*Work instructions:* No image is to be carried over; reproduce the rest of the listing word for word.

*Source information:*
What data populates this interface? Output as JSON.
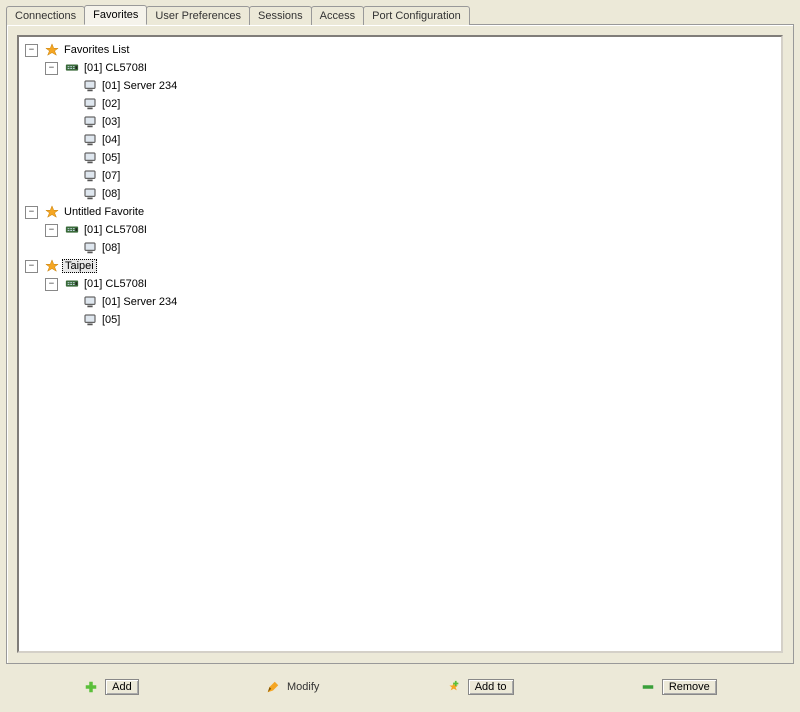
{
  "tabs": [
    {
      "label": "Connections",
      "active": false
    },
    {
      "label": "Favorites",
      "active": true
    },
    {
      "label": "User Preferences",
      "active": false
    },
    {
      "label": "Sessions",
      "active": false
    },
    {
      "label": "Access",
      "active": false
    },
    {
      "label": "Port Configuration",
      "active": false
    }
  ],
  "selected_label": "Taipei",
  "tree": [
    {
      "kind": "favorite",
      "label": "Favorites List",
      "expanded": true,
      "children": [
        {
          "kind": "switch",
          "label": "[01] CL5708I",
          "expanded": true,
          "children": [
            {
              "kind": "port",
              "label": "[01] Server 234"
            },
            {
              "kind": "port",
              "label": "[02]"
            },
            {
              "kind": "port",
              "label": "[03]"
            },
            {
              "kind": "port",
              "label": "[04]"
            },
            {
              "kind": "port",
              "label": "[05]"
            },
            {
              "kind": "port",
              "label": "[07]"
            },
            {
              "kind": "port",
              "label": "[08]"
            }
          ]
        }
      ]
    },
    {
      "kind": "favorite",
      "label": "Untitled Favorite",
      "expanded": true,
      "children": [
        {
          "kind": "switch",
          "label": "[01] CL5708I",
          "expanded": true,
          "children": [
            {
              "kind": "port",
              "label": "[08]"
            }
          ]
        }
      ]
    },
    {
      "kind": "favorite",
      "label": "Taipei",
      "expanded": true,
      "selected": true,
      "children": [
        {
          "kind": "switch",
          "label": "[01] CL5708I",
          "expanded": true,
          "children": [
            {
              "kind": "port",
              "label": "[01] Server 234"
            },
            {
              "kind": "port",
              "label": "[05]"
            }
          ]
        }
      ]
    }
  ],
  "toolbar": {
    "add": "Add",
    "modify": "Modify",
    "add_to": "Add to",
    "remove": "Remove"
  },
  "icons": {
    "expander_minus": "−",
    "expander_plus": "+"
  }
}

*Exercise solution:*
What data populates this interface? Output as JSON.
{
  "tabs": [
    {
      "label": "Connections",
      "active": false
    },
    {
      "label": "Favorites",
      "active": true
    },
    {
      "label": "User Preferences",
      "active": false
    },
    {
      "label": "Sessions",
      "active": false
    },
    {
      "label": "Access",
      "active": false
    },
    {
      "label": "Port Configuration",
      "active": false
    }
  ],
  "selected_label": "Taipei",
  "tree": [
    {
      "kind": "favorite",
      "label": "Favorites List",
      "expanded": true,
      "children": [
        {
          "kind": "switch",
          "label": "[01] CL5708I",
          "expanded": true,
          "children": [
            {
              "kind": "port",
              "label": "[01] Server 234"
            },
            {
              "kind": "port",
              "label": "[02]"
            },
            {
              "kind": "port",
              "label": "[03]"
            },
            {
              "kind": "port",
              "label": "[04]"
            },
            {
              "kind": "port",
              "label": "[05]"
            },
            {
              "kind": "port",
              "label": "[07]"
            },
            {
              "kind": "port",
              "label": "[08]"
            }
          ]
        }
      ]
    },
    {
      "kind": "favorite",
      "label": "Untitled Favorite",
      "expanded": true,
      "children": [
        {
          "kind": "switch",
          "label": "[01] CL5708I",
          "expanded": true,
          "children": [
            {
              "kind": "port",
              "label": "[08]"
            }
          ]
        }
      ]
    },
    {
      "kind": "favorite",
      "label": "Taipei",
      "expanded": true,
      "selected": true,
      "children": [
        {
          "kind": "switch",
          "label": "[01] CL5708I",
          "expanded": true,
          "children": [
            {
              "kind": "port",
              "label": "[01] Server 234"
            },
            {
              "kind": "port",
              "label": "[05]"
            }
          ]
        }
      ]
    }
  ],
  "toolbar": {
    "add": "Add",
    "modify": "Modify",
    "add_to": "Add to",
    "remove": "Remove"
  },
  "icons": {
    "expander_minus": "−",
    "expander_plus": "+"
  }
}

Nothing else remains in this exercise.